Derek Kerton (profile) says:

Do You Like NIN

Mike, because of you, I now know a lot about NIN and Reznor, and I’m very impressed by them. However, I have not yet, AFAIK, ever heard a NIN or Reznor song!!

But that brings me to a question that I’m not sure if you have addressed: Do you like Reznor’s music? I know it’s not relevant to the discussion, and I appreciated the fact that you deal with the business, not the subjective art. But aside from the model debate, do you like the tunes?

PaulT (profile) says:

Re: Do You Like NIN

“However, I have not yet, AFAIK, ever heard a NIN or Reznor song!!”

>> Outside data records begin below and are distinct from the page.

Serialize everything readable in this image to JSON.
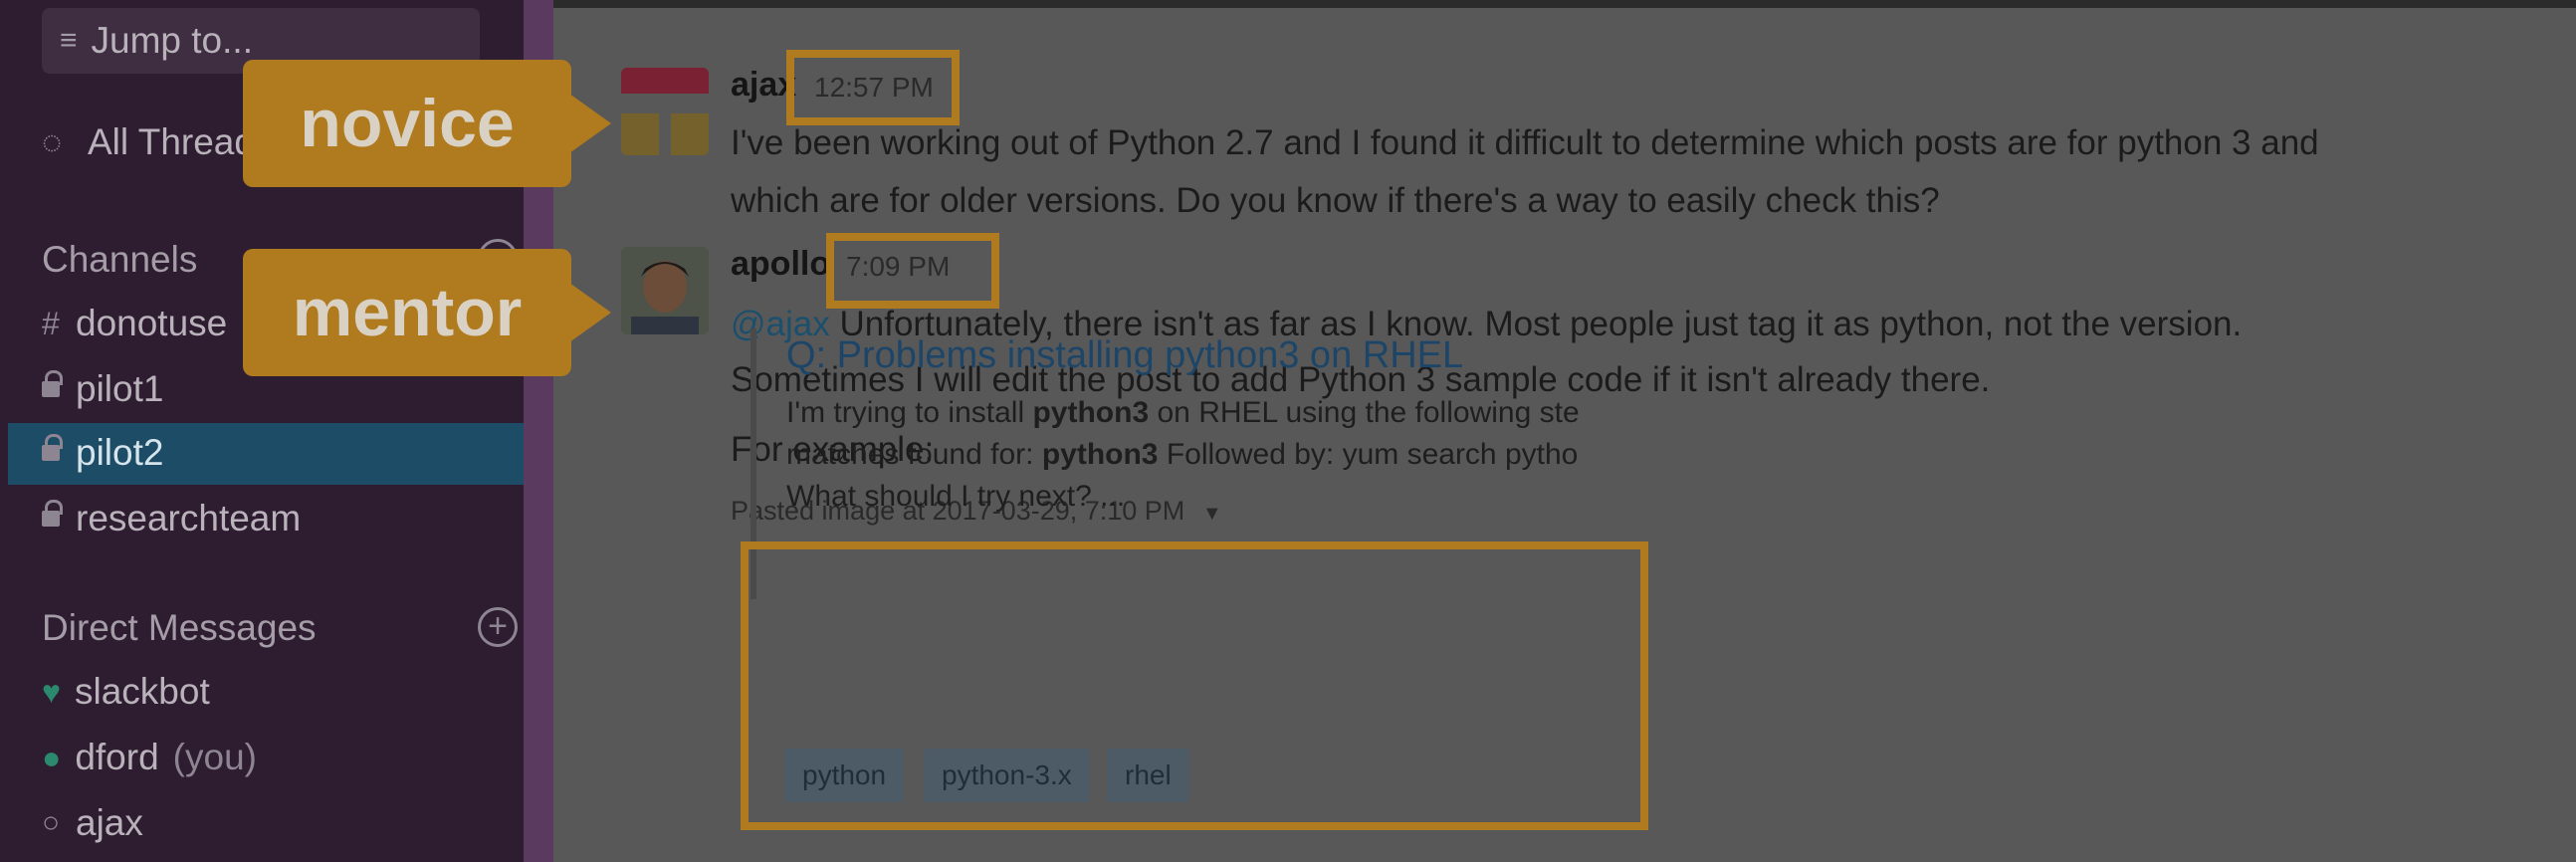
{
  "sidebar": {
    "jump_to": "Jump to...",
    "all_threads": "All Threads",
    "channels_header": "Channels",
    "channels": [
      {
        "label": "donotuse",
        "kind": "public"
      },
      {
        "label": "pilot1",
        "kind": "private"
      },
      {
        "label": "pilot2",
        "kind": "private",
        "active": true
      },
      {
        "label": "researchteam",
        "kind": "private"
      }
    ],
    "dm_header": "Direct Messages",
    "dms": [
      {
        "label": "slackbot"
      },
      {
        "label": "dford",
        "suffix": "(you)"
      },
      {
        "label": "ajax"
      }
    ]
  },
  "messages": [
    {
      "author": "ajax",
      "time": "12:57 PM",
      "lines": [
        "I've been working out of Python 2.7 and I found it difficult to determine which posts are for python 3 and",
        "which are for older versions. Do you know if there's a way to easily check this?"
      ]
    },
    {
      "author": "apollo",
      "time": "7:09 PM",
      "mention": "@ajax",
      "lines": [
        "Unfortunately, there isn't as far as I know. Most people just tag it as python, not the version.",
        "Sometimes I will edit the post to add Python 3 sample code if it isn't already there."
      ],
      "followup": "For example:",
      "attachment": {
        "meta": "Pasted image at 2017-03-29, 7:10 PM",
        "title": "Q: Problems installing python3 on RHEL",
        "text_lines": [
          {
            "pre": "I'm trying to install ",
            "bold": "python3",
            "post": " on RHEL using the following ste"
          },
          {
            "pre": "matches found for: ",
            "bold": "python3",
            "post": " Followed by: yum search pytho"
          },
          {
            "pre": "What should I try next? ...",
            "bold": "",
            "post": ""
          }
        ],
        "tags": [
          "python",
          "python-3.x",
          "rhel"
        ]
      }
    }
  ],
  "annotations": {
    "novice_label": "novice",
    "mentor_label": "mentor",
    "accent_color": "#b07a1e"
  },
  "colors": {
    "sidebar_bg": "#2e1d30",
    "active_channel": "#1d4c66",
    "main_bg": "#585858"
  }
}
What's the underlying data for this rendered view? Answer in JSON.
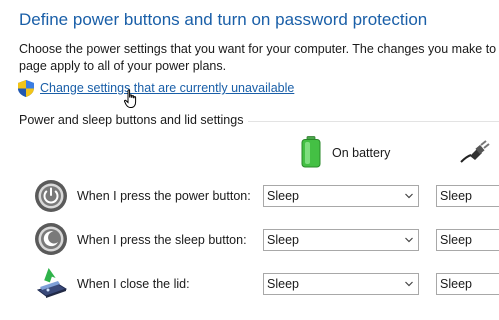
{
  "header": {
    "title": "Define power buttons and turn on password protection",
    "description": "Choose the power settings that you want for your computer. The changes you make to the settings on this page apply to all of your power plans.",
    "description_line1": "Choose the power settings that you want for your computer. The changes you make to",
    "description_line2": "page apply to all of your power plans."
  },
  "change_link": {
    "label": "Change settings that are currently unavailable",
    "icon": "uac-shield-icon"
  },
  "section": {
    "label": "Power and sleep buttons and lid settings"
  },
  "columns": {
    "on_battery": "On battery",
    "plugged_in_icon": "plug-icon",
    "battery_icon": "battery-icon"
  },
  "rows": [
    {
      "label": "When I press the power button:",
      "icon": "power-button-icon",
      "on_battery": "Sleep",
      "plugged_in": "Sleep"
    },
    {
      "label": "When I press the sleep button:",
      "icon": "sleep-button-icon",
      "on_battery": "Sleep",
      "plugged_in": "Sleep"
    },
    {
      "label": "When I close the lid:",
      "icon": "laptop-lid-icon",
      "on_battery": "Sleep",
      "plugged_in": "Sleep"
    }
  ],
  "colors": {
    "title": "#1a5fa8",
    "link": "#1a5fa8",
    "battery_green": "#3fbf3f",
    "select_border": "#a8a8a8"
  }
}
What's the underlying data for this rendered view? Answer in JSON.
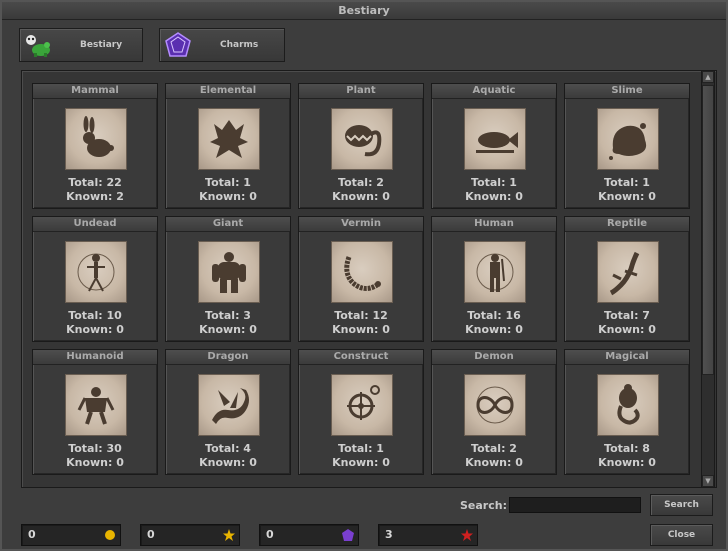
{
  "window": {
    "title": "Bestiary"
  },
  "tabs": {
    "bestiary_label": "Bestiary",
    "charms_label": "Charms"
  },
  "categories": [
    {
      "name": "Mammal",
      "total": "Total: 22",
      "known": "Known: 2",
      "icon": "rabbit-icon"
    },
    {
      "name": "Elemental",
      "total": "Total: 1",
      "known": "Known: 0",
      "icon": "elemental-icon"
    },
    {
      "name": "Plant",
      "total": "Total: 2",
      "known": "Known: 0",
      "icon": "plant-icon"
    },
    {
      "name": "Aquatic",
      "total": "Total: 1",
      "known": "Known: 0",
      "icon": "fish-icon"
    },
    {
      "name": "Slime",
      "total": "Total: 1",
      "known": "Known: 0",
      "icon": "slime-icon"
    },
    {
      "name": "Undead",
      "total": "Total: 10",
      "known": "Known: 0",
      "icon": "skeleton-icon"
    },
    {
      "name": "Giant",
      "total": "Total: 3",
      "known": "Known: 0",
      "icon": "giant-icon"
    },
    {
      "name": "Vermin",
      "total": "Total: 12",
      "known": "Known: 0",
      "icon": "centipede-icon"
    },
    {
      "name": "Human",
      "total": "Total: 16",
      "known": "Known: 0",
      "icon": "human-icon"
    },
    {
      "name": "Reptile",
      "total": "Total: 7",
      "known": "Known: 0",
      "icon": "lizard-icon"
    },
    {
      "name": "Humanoid",
      "total": "Total: 30",
      "known": "Known: 0",
      "icon": "humanoid-icon"
    },
    {
      "name": "Dragon",
      "total": "Total: 4",
      "known": "Known: 0",
      "icon": "dragon-icon"
    },
    {
      "name": "Construct",
      "total": "Total: 1",
      "known": "Known: 0",
      "icon": "gear-icon"
    },
    {
      "name": "Demon",
      "total": "Total: 2",
      "known": "Known: 0",
      "icon": "infinity-icon"
    },
    {
      "name": "Magical",
      "total": "Total: 8",
      "known": "Known: 0",
      "icon": "genie-icon"
    }
  ],
  "search": {
    "label": "Search:",
    "value": "",
    "button_label": "Search"
  },
  "currencies": [
    {
      "value": "0",
      "icon": "gold-coin-icon",
      "color": "#e8b400"
    },
    {
      "value": "0",
      "icon": "star-icon",
      "color": "#e8b400"
    },
    {
      "value": "0",
      "icon": "purple-gem-icon",
      "color": "#7a3fd0"
    },
    {
      "value": "3",
      "icon": "red-star-icon",
      "color": "#d02020"
    }
  ],
  "close_label": "Close"
}
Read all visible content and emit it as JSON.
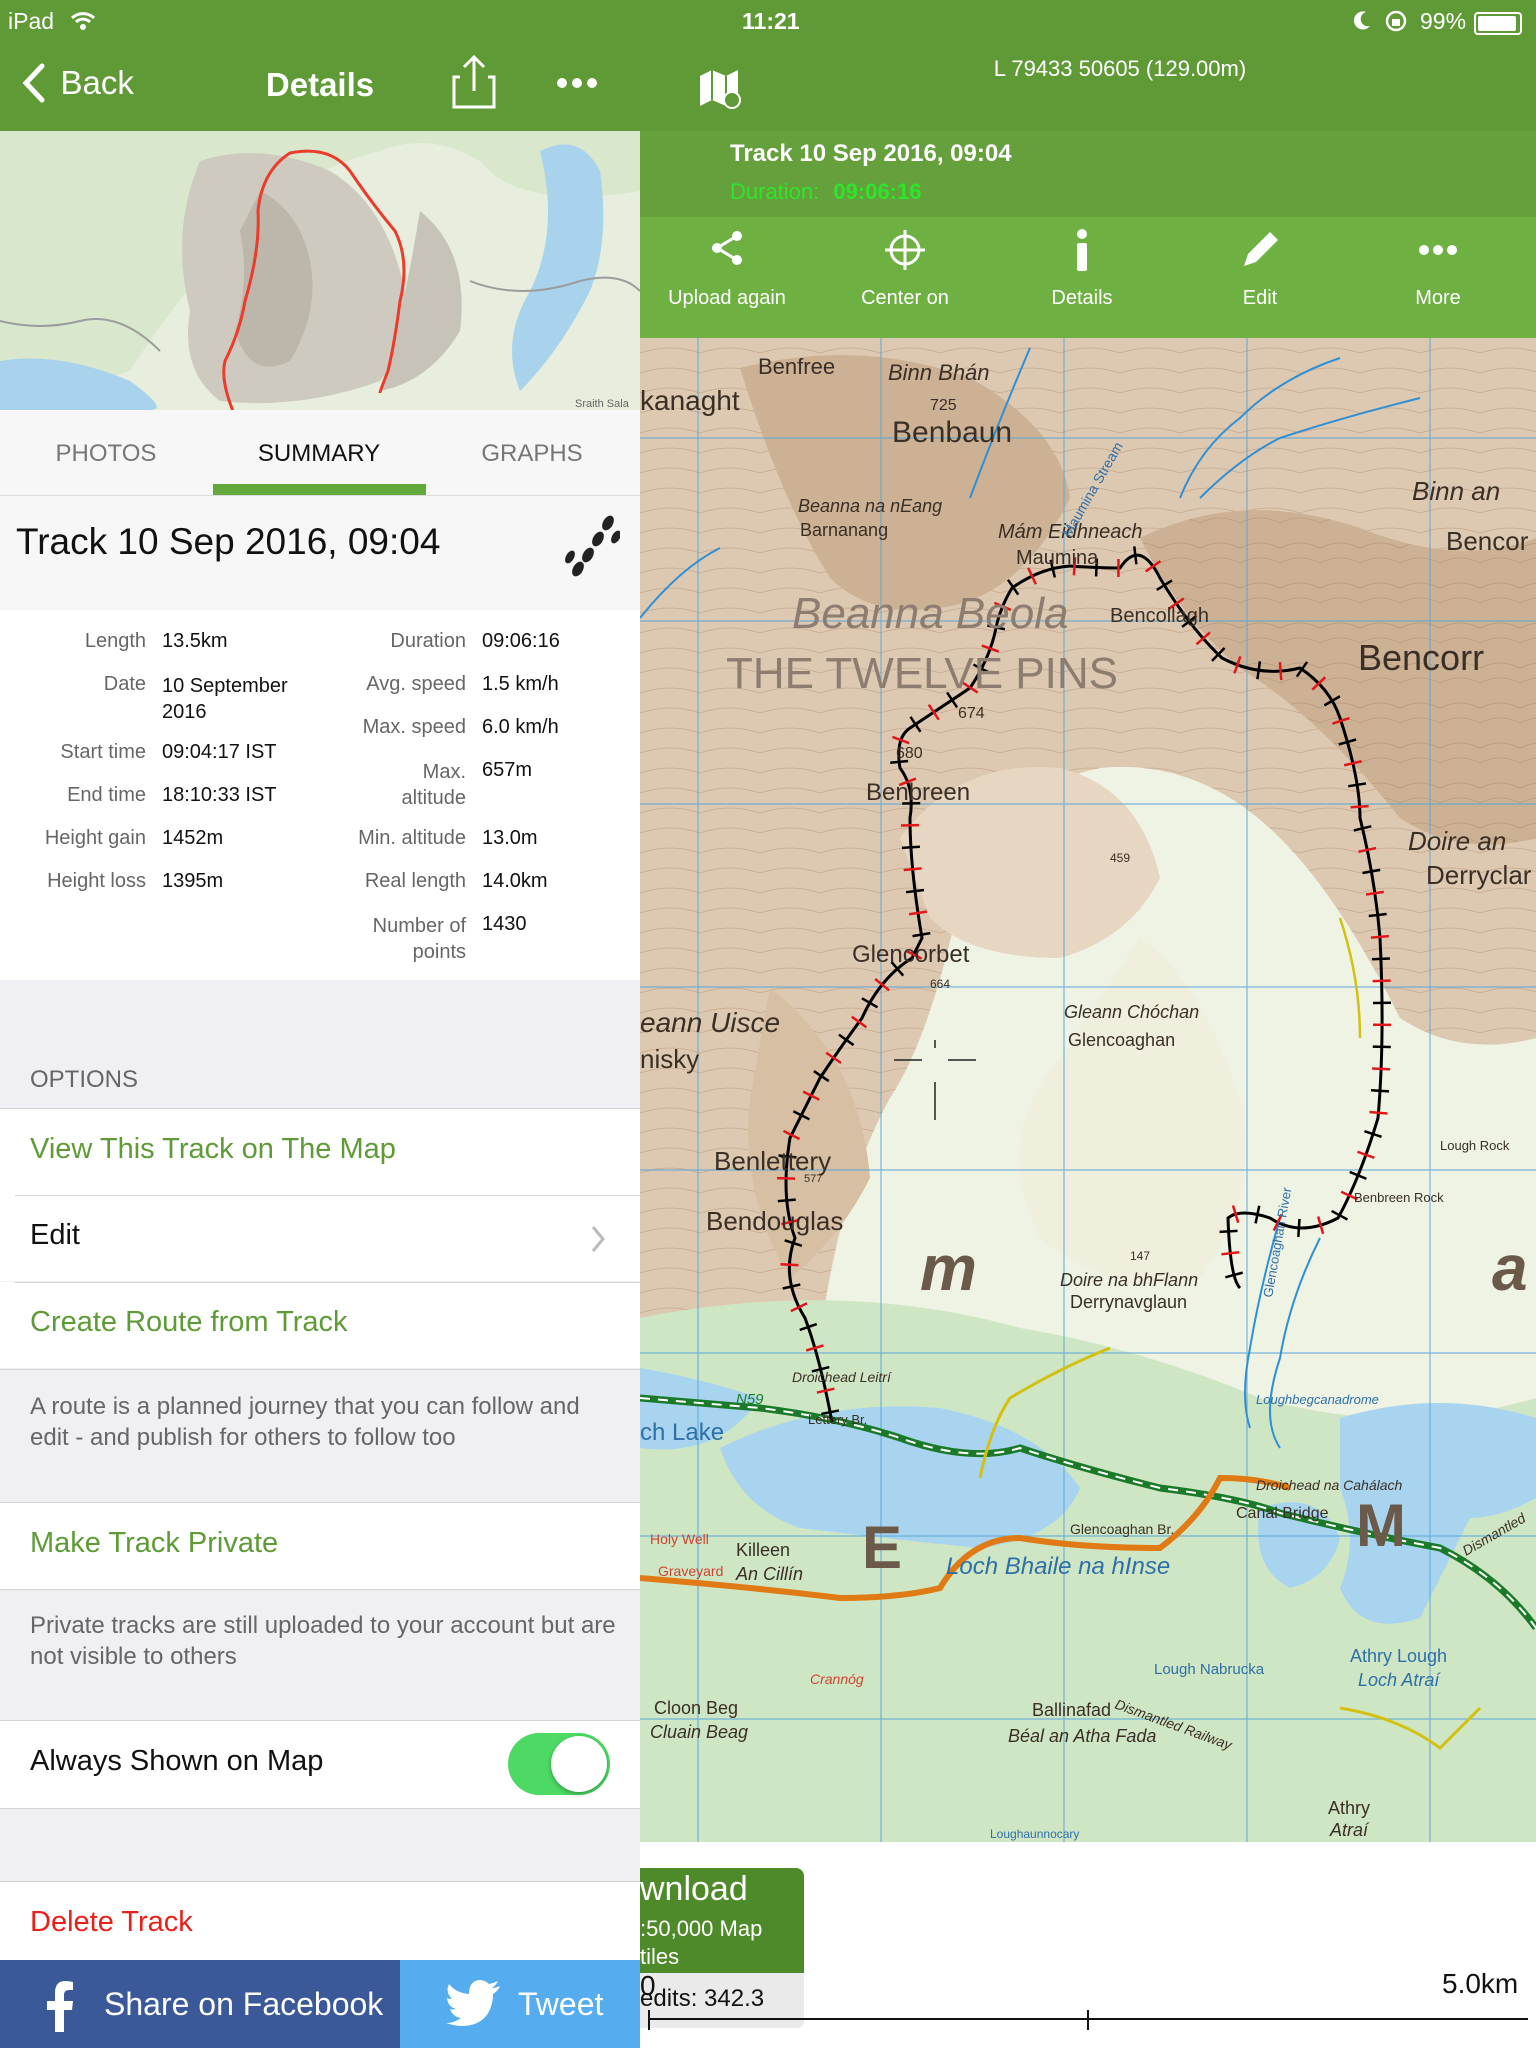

At this point, with several of their albums and EPs being legally available for exactly $0, that’s more your choice than anything else.

I’d also say that whether you personally like NIN’s music is neither here nor there when discussing business models. Perhaps if the models had failed and the music was significantly and objectively worse than their major label releases, we could inject a little “well the music was pretty bad so of course it failed”. But given largely favourable reviews of the “free” releases compared to the previous label releases, the discussion can be made surrounding the models themselves without thinking about the quality of the music.

I hate modern American Idol-style pop music, but that wouldn’t prevent me from appreciating the business tactics if such an “artist” were to try something different.

Derek Kerton (profile) says:

Re: Re: Do You Like NIN

Paul,

Congratulations, and welcome to the “didn’t get the obvious point club”.

I make no subjective assesment of the art, since it is irrelevant. I am fully aware that not having heard NIN music is entirely my choice, and am neither happy or sad about that. I’m just surprised that I haven’t come across it. Especially given that NIN is a fairly big act, judging by the numbers, and the bumper stickers I often see.

That fact, as you say, that it’s “neither here nor there when you discuss business models” is….um…kinda covered by my mention of “I know it’s not relevant to the discussion, and I appreciate the fact that you [Masnick] deal with the business, not the sujective art.”

By correcting me using exactly the point that I clearly stated, you have brought exactly $0.00 value with your comment.

My question, thus, was merely an idle curiousity that I put to Mike. I think I made it abundantly clear that it is irrelevant to his frequent studies of Reznor. But I am curious, does Mike enjoy the music?

Anonymous Coward says:

Wonderful

I’m pleased to say that none of the examples you used in your talk were new to me. I’ve read all your posts about them, or discovered them myself, and have cited them before in other discussions. I found the speech tremendously enjoyable as well as educational. I hope your audience was capable of appreciating the wisdom of your words. Well done. I can only hope that you produce and share more high quality talks such as this one.

Add Your Comment

Your email address will not be published. Required fields are marked *

Have a Techdirt Account? Sign in now. Want one? Register here

Comment Options:

Make this the or (get credits or sign in to see balance) what's this?

What's this?

Techdirt community members with Techdirt Credits can spotlight a comment as either the "First Word" or "Last Word" on a particular comment thread. Credits can be purchased at the Techdirt Insider Shop »

Follow Techdirt

Techdirt Daily Newsletter

Techdirt Deals
Techdirt Insider Discord
The latest chatter on the Techdirt Insider Discord channel...
Loading...